Data about app and page elements
== == ==
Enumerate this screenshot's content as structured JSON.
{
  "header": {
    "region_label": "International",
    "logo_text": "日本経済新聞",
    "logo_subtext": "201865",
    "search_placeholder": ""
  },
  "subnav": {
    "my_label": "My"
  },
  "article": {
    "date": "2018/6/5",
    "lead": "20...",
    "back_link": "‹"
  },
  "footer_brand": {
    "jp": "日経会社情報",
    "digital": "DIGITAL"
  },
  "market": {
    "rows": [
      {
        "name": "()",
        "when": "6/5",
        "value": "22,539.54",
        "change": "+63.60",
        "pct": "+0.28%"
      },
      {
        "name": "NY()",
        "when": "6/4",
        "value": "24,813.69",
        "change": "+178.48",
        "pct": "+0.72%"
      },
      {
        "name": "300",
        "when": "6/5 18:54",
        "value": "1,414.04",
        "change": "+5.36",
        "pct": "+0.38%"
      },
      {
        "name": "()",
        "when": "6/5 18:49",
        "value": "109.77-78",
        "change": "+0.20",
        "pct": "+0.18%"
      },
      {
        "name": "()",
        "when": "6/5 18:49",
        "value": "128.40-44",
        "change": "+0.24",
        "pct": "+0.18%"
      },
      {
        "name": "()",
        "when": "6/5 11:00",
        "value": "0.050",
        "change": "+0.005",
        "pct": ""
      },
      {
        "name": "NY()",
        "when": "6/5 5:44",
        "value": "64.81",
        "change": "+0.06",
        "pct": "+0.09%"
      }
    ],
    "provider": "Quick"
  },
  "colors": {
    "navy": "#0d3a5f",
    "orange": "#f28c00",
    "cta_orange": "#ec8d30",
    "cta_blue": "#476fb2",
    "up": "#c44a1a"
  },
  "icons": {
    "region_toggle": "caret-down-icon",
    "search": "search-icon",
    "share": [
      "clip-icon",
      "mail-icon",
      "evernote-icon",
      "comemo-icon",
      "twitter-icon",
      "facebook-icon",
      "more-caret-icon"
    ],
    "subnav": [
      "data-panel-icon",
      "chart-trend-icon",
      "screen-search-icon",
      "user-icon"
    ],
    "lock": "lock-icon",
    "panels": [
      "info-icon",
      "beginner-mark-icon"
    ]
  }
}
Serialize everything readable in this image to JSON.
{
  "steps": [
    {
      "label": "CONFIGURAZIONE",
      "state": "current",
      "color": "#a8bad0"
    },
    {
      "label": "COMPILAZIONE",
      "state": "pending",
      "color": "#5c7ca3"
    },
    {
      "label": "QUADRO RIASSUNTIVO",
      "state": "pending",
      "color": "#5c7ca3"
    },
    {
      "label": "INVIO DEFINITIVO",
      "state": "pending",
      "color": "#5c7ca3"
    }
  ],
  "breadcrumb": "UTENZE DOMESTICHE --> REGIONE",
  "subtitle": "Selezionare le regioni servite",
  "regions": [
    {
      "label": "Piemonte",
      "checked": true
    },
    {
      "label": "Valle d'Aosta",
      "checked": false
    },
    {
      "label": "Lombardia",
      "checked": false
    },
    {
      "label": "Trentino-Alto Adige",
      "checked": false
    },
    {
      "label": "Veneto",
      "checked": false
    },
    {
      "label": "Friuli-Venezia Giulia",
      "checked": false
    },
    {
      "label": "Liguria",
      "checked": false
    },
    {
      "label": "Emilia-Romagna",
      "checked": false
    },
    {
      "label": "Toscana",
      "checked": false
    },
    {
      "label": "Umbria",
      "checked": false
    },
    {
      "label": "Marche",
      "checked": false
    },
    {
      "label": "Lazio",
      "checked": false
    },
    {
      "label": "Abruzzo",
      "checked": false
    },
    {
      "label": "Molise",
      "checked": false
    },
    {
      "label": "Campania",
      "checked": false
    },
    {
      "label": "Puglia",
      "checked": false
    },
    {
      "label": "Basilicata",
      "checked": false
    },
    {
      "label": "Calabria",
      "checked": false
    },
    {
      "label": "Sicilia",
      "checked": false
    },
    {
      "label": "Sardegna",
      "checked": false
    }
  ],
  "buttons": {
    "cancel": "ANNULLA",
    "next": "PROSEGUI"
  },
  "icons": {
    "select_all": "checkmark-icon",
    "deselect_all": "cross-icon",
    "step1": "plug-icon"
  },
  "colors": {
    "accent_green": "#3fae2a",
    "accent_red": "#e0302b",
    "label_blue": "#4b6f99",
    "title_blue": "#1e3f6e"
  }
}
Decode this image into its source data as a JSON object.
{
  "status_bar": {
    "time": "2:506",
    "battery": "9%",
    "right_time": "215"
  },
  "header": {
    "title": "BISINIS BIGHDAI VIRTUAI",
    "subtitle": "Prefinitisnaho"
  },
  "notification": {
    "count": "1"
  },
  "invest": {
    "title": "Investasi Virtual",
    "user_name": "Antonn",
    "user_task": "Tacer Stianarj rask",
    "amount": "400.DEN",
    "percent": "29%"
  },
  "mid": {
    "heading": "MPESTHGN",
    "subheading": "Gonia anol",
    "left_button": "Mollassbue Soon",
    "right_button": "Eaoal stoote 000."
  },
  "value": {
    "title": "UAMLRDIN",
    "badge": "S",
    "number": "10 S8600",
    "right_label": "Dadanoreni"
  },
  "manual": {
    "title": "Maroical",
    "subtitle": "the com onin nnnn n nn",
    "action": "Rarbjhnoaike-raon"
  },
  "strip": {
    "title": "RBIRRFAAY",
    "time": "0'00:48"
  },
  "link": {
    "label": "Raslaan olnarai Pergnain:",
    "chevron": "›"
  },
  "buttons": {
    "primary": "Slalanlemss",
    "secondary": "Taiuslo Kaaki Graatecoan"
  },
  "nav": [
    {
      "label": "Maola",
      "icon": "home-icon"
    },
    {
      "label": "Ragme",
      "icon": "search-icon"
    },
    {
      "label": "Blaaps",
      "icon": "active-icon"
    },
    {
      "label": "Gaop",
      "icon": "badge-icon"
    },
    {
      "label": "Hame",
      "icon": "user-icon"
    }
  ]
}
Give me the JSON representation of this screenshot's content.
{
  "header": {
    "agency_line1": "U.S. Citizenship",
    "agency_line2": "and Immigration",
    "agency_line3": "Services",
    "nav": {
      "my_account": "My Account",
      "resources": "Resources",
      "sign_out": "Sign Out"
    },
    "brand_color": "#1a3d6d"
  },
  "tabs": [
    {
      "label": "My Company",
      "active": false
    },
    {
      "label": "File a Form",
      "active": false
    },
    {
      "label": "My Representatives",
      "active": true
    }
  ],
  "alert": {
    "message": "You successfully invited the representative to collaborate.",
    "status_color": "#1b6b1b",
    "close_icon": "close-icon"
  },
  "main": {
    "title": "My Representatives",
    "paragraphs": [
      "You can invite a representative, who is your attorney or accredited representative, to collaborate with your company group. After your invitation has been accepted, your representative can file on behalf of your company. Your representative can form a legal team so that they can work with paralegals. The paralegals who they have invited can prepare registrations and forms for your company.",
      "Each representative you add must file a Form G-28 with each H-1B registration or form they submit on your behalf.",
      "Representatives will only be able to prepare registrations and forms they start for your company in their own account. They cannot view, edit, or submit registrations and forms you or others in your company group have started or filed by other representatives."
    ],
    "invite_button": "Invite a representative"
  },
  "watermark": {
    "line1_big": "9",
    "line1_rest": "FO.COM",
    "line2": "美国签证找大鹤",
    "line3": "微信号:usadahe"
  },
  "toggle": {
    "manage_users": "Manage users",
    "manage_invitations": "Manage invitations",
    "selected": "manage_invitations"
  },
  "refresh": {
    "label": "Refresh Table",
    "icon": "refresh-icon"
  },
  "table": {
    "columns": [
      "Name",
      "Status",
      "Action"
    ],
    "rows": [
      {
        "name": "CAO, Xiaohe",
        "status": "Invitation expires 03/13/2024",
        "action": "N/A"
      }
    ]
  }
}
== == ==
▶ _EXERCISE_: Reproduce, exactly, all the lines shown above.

▶ _OUTPUT FOR THIS EXERCISE_:
Enumerate this screenshot's content as structured JSON.
{
  "header": {
    "region_label": "International",
    "logo_text": "日本経済新聞",
    "logo_subtext": "201865",
    "search_placeholder": ""
  },
  "subnav": {
    "my_label": "My"
  },
  "article": {
    "date": "2018/6/5",
    "lead": "20...",
    "back_link": "‹"
  },
  "footer_brand": {
    "jp": "日経会社情報",
    "digital": "DIGITAL"
  },
  "market": {
    "rows": [
      {
        "name": "()",
        "when": "6/5",
        "value": "22,539.54",
        "change": "+63.60",
        "pct": "+0.28%"
      },
      {
        "name": "NY()",
        "when": "6/4",
        "value": "24,813.69",
        "change": "+178.48",
        "pct": "+0.72%"
      },
      {
        "name": "300",
        "when": "6/5 18:54",
        "value": "1,414.04",
        "change": "+5.36",
        "pct": "+0.38%"
      },
      {
        "name": "()",
        "when": "6/5 18:49",
        "value": "109.77-78",
        "change": "+0.20",
        "pct": "+0.18%"
      },
      {
        "name": "()",
        "when": "6/5 18:49",
        "value": "128.40-44",
        "change": "+0.24",
        "pct": "+0.18%"
      },
      {
        "name": "()",
        "when": "6/5 11:00",
        "value": "0.050",
        "change": "+0.005",
        "pct": ""
      },
      {
        "name": "NY()",
        "when": "6/5 5:44",
        "value": "64.81",
        "change": "+0.06",
        "pct": "+0.09%"
      }
    ],
    "provider": "Quick"
  },
  "colors": {
    "navy": "#0d3a5f",
    "orange": "#f28c00",
    "cta_orange": "#ec8d30",
    "cta_blue": "#476fb2",
    "up": "#c44a1a"
  },
  "icons": {
    "region_toggle": "caret-down-icon",
    "search": "search-icon",
    "share": [
      "clip-icon",
      "mail-icon",
      "evernote-icon",
      "comemo-icon",
      "twitter-icon",
      "facebook-icon",
      "more-caret-icon"
    ],
    "subnav": [
      "data-panel-icon",
      "chart-trend-icon",
      "screen-search-icon",
      "user-icon"
    ],
    "lock": "lock-icon",
    "panels": [
      "info-icon",
      "beginner-mark-icon"
    ]
  }
}
Serialize everything readable in this image to JSON.
{
  "steps": [
    {
      "label": "CONFIGURAZIONE",
      "state": "current",
      "color": "#a8bad0"
    },
    {
      "label": "COMPILAZIONE",
      "state": "pending",
      "color": "#5c7ca3"
    },
    {
      "label": "QUADRO RIASSUNTIVO",
      "state": "pending",
      "color": "#5c7ca3"
    },
    {
      "label": "INVIO DEFINITIVO",
      "state": "pending",
      "color": "#5c7ca3"
    }
  ],
  "breadcrumb": "UTENZE DOMESTICHE --> REGIONE",
  "subtitle": "Selezionare le regioni servite",
  "regions": [
    {
      "label": "Piemonte",
      "checked": true
    },
    {
      "label": "Valle d'Aosta",
      "checked": false
    },
    {
      "label": "Lombardia",
      "checked": false
    },
    {
      "label": "Trentino-Alto Adige",
      "checked": false
    },
    {
      "label": "Veneto",
      "checked": false
    },
    {
      "label": "Friuli-Venezia Giulia",
      "checked": false
    },
    {
      "label": "Liguria",
      "checked": false
    },
    {
      "label": "Emilia-Romagna",
      "checked": false
    },
    {
      "label": "Toscana",
      "checked": false
    },
    {
      "label": "Umbria",
      "checked": false
    },
    {
      "label": "Marche",
      "checked": false
    },
    {
      "label": "Lazio",
      "checked": false
    },
    {
      "label": "Abruzzo",
      "checked": false
    },
    {
      "label": "Molise",
      "checked": false
    },
    {
      "label": "Campania",
      "checked": false
    },
    {
      "label": "Puglia",
      "checked": false
    },
    {
      "label": "Basilicata",
      "checked": false
    },
    {
      "label": "Calabria",
      "checked": false
    },
    {
      "label": "Sicilia",
      "checked": false
    },
    {
      "label": "Sardegna",
      "checked": false
    }
  ],
  "buttons": {
    "cancel": "ANNULLA",
    "next": "PROSEGUI"
  },
  "icons": {
    "select_all": "checkmark-icon",
    "deselect_all": "cross-icon",
    "step1": "plug-icon"
  },
  "colors": {
    "accent_green": "#3fae2a",
    "accent_red": "#e0302b",
    "label_blue": "#4b6f99",
    "title_blue": "#1e3f6e"
  }
}
Decode this image into its source data as a JSON object.
{
  "status_bar": {
    "time": "2:506",
    "battery": "9%",
    "right_time": "215"
  },
  "header": {
    "title": "BISINIS BIGHDAI VIRTUAI",
    "subtitle": "Prefinitisnaho"
  },
  "notification": {
    "count": "1"
  },
  "invest": {
    "title": "Investasi Virtual",
    "user_name": "Antonn",
    "user_task": "Tacer Stianarj rask",
    "amount": "400.DEN",
    "percent": "29%"
  },
  "mid": {
    "heading": "MPESTHGN",
    "subheading": "Gonia anol",
    "left_button": "Mollassbue Soon",
    "right_button": "Eaoal stoote 000."
  },
  "value": {
    "title": "UAMLRDIN",
    "badge": "S",
    "number": "10 S8600",
    "right_label": "Dadanoreni"
  },
  "manual": {
    "title": "Maroical",
    "subtitle": "the com onin nnnn n nn",
    "action": "Rarbjhnoaike-raon"
  },
  "strip": {
    "title": "RBIRRFAAY",
    "time": "0'00:48"
  },
  "link": {
    "label": "Raslaan olnarai Pergnain:",
    "chevron": "›"
  },
  "buttons": {
    "primary": "Slalanlemss",
    "secondary": "Taiuslo Kaaki Graatecoan"
  },
  "nav": [
    {
      "label": "Maola",
      "icon": "home-icon"
    },
    {
      "label": "Ragme",
      "icon": "search-icon"
    },
    {
      "label": "Blaaps",
      "icon": "active-icon"
    },
    {
      "label": "Gaop",
      "icon": "badge-icon"
    },
    {
      "label": "Hame",
      "icon": "user-icon"
    }
  ]
}
Give me the JSON representation of this screenshot's content.
{
  "header": {
    "agency_line1": "U.S. Citizenship",
    "agency_line2": "and Immigration",
    "agency_line3": "Services",
    "nav": {
      "my_account": "My Account",
      "resources": "Resources",
      "sign_out": "Sign Out"
    },
    "brand_color": "#1a3d6d"
  },
  "tabs": [
    {
      "label": "My Company",
      "active": false
    },
    {
      "label": "File a Form",
      "active": false
    },
    {
      "label": "My Representatives",
      "active": true
    }
  ],
  "alert": {
    "message": "You successfully invited the representative to collaborate.",
    "status_color": "#1b6b1b",
    "close_icon": "close-icon"
  },
  "main": {
    "title": "My Representatives",
    "paragraphs": [
      "You can invite a representative, who is your attorney or accredited representative, to collaborate with your company group. After your invitation has been accepted, your representative can file on behalf of your company. Your representative can form a legal team so that they can work with paralegals. The paralegals who they have invited can prepare registrations and forms for your company.",
      "Each representative you add must file a Form G-28 with each H-1B registration or form they submit on your behalf.",
      "Representatives will only be able to prepare registrations and forms they start for your company in their own account. They cannot view, edit, or submit registrations and forms you or others in your company group have started or filed by other representatives."
    ],
    "invite_button": "Invite a representative"
  },
  "watermark": {
    "line1_big": "9",
    "line1_rest": "FO.COM",
    "line2": "美国签证找大鹤",
    "line3": "微信号:usadahe"
  },
  "toggle": {
    "manage_users": "Manage users",
    "manage_invitations": "Manage invitations",
    "selected": "manage_invitations"
  },
  "refresh": {
    "label": "Refresh Table",
    "icon": "refresh-icon"
  },
  "table": {
    "columns": [
      "Name",
      "Status",
      "Action"
    ],
    "rows": [
      {
        "name": "CAO, Xiaohe",
        "status": "Invitation expires 03/13/2024",
        "action": "N/A"
      }
    ]
  }
}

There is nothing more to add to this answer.